> [RECORDS FOR THE EXERCISE]
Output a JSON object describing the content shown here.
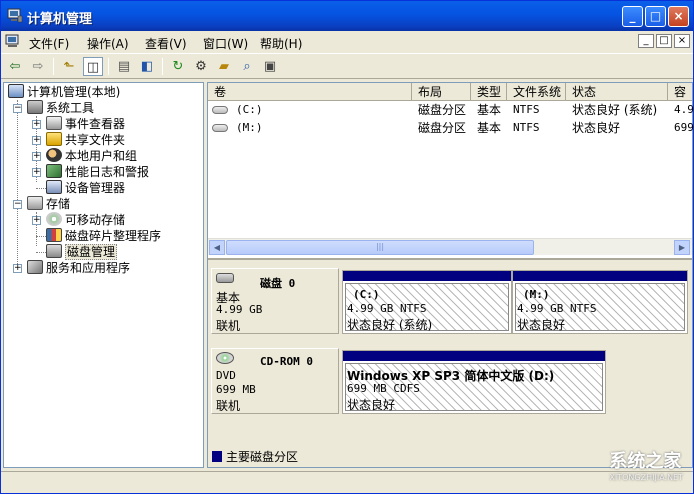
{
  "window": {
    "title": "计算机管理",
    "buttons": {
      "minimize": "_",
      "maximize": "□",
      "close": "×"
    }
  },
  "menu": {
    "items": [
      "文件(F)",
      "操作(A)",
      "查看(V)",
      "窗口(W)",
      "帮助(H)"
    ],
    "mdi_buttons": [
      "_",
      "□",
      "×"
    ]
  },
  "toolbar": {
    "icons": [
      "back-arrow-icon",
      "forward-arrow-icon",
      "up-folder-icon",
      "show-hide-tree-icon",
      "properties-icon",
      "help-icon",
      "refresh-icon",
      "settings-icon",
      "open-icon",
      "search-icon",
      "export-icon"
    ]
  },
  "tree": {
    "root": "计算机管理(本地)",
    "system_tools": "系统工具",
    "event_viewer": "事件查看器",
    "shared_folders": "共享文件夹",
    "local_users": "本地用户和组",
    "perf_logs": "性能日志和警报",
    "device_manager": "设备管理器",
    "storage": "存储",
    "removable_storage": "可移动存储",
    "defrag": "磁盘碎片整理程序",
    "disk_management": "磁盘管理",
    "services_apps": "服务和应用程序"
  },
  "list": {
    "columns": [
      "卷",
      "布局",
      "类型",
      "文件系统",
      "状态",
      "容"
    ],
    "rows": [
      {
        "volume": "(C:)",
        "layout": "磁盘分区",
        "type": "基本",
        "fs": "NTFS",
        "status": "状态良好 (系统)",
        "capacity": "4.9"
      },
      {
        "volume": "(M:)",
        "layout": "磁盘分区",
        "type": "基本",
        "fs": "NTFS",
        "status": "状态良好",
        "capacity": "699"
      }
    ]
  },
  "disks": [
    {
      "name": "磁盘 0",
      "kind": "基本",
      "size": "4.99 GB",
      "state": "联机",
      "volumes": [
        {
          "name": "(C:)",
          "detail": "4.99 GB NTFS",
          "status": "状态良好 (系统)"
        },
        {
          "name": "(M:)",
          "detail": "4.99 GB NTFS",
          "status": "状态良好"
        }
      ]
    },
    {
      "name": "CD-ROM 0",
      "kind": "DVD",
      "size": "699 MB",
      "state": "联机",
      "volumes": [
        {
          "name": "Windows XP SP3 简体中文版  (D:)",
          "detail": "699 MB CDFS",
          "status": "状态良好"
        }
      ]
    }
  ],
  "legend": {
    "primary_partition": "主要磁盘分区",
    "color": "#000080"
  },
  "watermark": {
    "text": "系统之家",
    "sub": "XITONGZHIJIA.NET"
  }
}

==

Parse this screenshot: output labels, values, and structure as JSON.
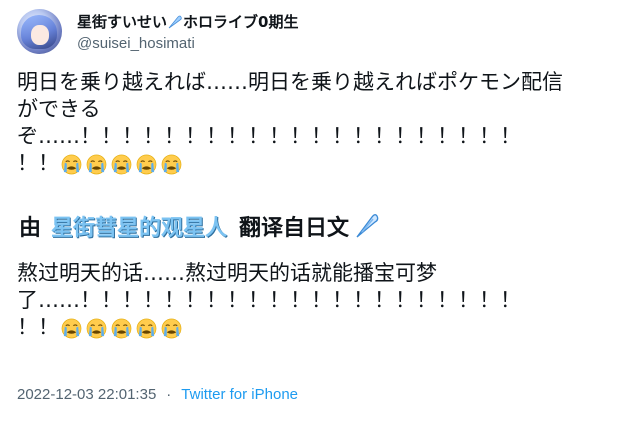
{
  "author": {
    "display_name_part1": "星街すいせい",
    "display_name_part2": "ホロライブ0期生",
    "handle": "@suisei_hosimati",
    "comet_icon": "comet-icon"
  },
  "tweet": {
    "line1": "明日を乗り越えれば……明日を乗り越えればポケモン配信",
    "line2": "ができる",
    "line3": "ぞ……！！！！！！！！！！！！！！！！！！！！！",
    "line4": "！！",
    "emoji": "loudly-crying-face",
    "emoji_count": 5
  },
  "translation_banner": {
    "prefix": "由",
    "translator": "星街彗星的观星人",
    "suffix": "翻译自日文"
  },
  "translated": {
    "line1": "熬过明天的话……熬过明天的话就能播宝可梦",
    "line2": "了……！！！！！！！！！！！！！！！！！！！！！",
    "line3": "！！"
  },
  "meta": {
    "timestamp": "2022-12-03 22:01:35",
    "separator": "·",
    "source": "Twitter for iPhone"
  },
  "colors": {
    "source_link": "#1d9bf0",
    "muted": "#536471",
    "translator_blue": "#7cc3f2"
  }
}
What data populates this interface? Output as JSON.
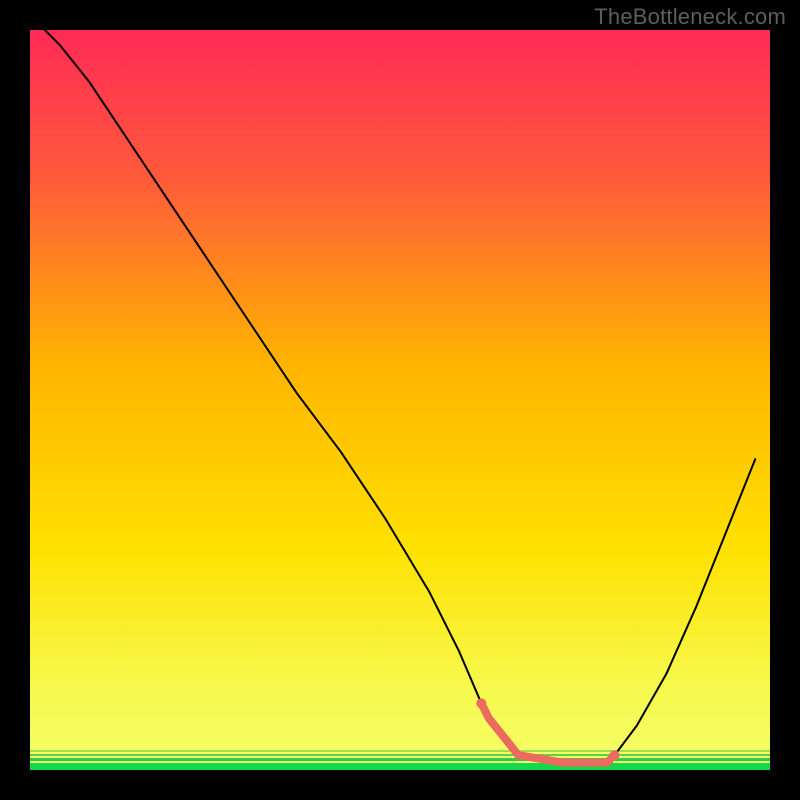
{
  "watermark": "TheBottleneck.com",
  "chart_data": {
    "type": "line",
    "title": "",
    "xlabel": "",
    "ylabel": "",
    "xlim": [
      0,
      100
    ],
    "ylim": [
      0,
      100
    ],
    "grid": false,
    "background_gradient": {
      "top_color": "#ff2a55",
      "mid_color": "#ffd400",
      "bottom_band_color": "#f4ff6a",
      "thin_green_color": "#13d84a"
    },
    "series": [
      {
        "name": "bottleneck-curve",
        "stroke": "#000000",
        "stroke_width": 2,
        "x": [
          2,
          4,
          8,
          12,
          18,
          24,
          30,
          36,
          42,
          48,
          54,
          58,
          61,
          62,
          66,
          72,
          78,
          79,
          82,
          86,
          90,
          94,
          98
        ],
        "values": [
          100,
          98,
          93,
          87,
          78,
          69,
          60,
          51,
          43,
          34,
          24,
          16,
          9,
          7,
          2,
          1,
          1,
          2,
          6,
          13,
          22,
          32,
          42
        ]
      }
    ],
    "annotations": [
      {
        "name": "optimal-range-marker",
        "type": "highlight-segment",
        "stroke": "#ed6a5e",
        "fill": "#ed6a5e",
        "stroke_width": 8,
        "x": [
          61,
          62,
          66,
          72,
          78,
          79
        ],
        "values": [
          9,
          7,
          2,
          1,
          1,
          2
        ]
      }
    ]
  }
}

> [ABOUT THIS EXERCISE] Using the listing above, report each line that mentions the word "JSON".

> [RESULT FOR THIS TASK]
Output a JSON object describing the content shown here.
Parse this screenshot: output labels, values, and structure as JSON.
What data populates this interface? Output as JSON.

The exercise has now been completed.